Raw data:

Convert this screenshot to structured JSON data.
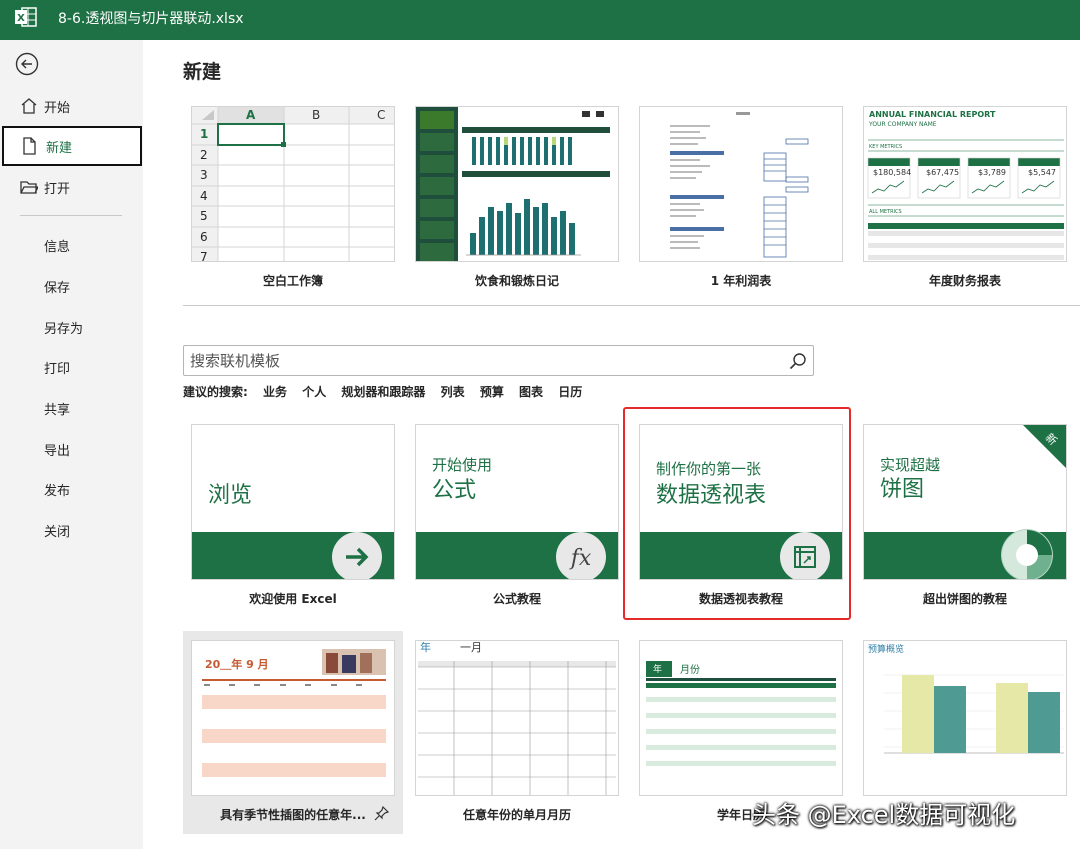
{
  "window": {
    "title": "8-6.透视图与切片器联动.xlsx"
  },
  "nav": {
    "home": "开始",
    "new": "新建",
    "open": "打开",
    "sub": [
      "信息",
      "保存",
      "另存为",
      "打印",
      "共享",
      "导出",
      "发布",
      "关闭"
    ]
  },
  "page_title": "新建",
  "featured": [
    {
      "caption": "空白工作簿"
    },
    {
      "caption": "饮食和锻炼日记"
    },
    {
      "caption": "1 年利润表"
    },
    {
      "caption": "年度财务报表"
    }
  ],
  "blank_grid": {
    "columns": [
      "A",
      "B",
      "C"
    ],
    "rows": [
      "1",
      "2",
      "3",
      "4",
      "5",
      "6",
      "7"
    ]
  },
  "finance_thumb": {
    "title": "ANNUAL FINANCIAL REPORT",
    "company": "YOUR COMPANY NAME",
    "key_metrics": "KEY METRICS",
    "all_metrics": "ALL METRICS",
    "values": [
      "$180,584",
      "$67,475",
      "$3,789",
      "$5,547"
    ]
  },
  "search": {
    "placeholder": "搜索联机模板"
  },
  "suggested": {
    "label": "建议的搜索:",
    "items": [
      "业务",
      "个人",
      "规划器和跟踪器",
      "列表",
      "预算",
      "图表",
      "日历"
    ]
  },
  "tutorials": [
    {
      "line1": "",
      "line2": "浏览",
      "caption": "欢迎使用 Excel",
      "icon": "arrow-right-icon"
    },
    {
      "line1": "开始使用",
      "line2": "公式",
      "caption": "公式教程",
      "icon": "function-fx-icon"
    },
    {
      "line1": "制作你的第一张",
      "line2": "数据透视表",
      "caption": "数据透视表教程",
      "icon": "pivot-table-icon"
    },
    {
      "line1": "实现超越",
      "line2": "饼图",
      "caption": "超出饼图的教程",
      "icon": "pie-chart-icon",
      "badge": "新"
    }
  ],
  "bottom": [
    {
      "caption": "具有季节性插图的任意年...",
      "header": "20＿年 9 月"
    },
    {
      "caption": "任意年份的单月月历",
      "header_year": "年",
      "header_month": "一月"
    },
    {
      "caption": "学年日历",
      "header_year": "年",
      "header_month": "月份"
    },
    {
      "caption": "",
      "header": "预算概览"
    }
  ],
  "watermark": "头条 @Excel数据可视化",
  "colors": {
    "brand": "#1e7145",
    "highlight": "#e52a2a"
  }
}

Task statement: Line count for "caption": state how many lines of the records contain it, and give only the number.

Exercise response: 12